== What the task requires ==
Find all lines in the records that include the word "title", and copy them out.

-------- Record extracts --------

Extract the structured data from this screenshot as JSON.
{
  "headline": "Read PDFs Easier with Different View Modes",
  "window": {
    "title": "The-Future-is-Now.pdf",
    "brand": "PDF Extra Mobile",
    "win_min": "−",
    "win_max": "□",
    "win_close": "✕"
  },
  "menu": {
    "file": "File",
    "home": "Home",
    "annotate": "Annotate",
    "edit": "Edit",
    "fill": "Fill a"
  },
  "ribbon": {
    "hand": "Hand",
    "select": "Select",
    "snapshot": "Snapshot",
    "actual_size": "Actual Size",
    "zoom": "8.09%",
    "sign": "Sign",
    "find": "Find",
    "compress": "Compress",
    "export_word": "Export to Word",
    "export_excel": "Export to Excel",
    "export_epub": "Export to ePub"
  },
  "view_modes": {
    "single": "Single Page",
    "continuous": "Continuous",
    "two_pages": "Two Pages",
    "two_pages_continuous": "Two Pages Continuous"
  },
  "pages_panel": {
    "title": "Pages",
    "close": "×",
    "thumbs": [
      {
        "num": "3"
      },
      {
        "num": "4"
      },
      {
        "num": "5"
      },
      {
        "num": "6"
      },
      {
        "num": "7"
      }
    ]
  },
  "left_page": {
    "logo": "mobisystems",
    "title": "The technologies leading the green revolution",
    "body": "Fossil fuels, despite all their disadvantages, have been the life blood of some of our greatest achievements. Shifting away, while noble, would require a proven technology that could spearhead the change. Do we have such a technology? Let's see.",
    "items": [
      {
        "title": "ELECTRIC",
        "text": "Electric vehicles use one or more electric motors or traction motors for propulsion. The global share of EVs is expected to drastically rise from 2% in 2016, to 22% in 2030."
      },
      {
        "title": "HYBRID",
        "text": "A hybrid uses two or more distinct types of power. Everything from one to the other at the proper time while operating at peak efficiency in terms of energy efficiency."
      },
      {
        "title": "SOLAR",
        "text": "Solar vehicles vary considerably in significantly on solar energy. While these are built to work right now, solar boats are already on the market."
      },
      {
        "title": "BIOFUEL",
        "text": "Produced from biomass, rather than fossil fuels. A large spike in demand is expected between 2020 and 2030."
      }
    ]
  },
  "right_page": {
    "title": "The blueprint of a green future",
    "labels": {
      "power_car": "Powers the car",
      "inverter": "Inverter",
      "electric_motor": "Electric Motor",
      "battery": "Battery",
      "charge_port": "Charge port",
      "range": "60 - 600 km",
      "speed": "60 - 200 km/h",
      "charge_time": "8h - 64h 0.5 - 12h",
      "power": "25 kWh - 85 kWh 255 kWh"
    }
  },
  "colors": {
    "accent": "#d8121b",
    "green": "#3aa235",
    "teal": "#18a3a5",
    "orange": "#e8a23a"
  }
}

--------

== Expected output ==
    "title": "The-Future-is-Now.pdf",
    "title": "Pages",
    "title": "The technologies leading the green revolution",
        "title": "ELECTRIC",
        "title": "HYBRID",
        "title": "SOLAR",
        "title": "BIOFUEL",
    "title": "The blueprint of a green future",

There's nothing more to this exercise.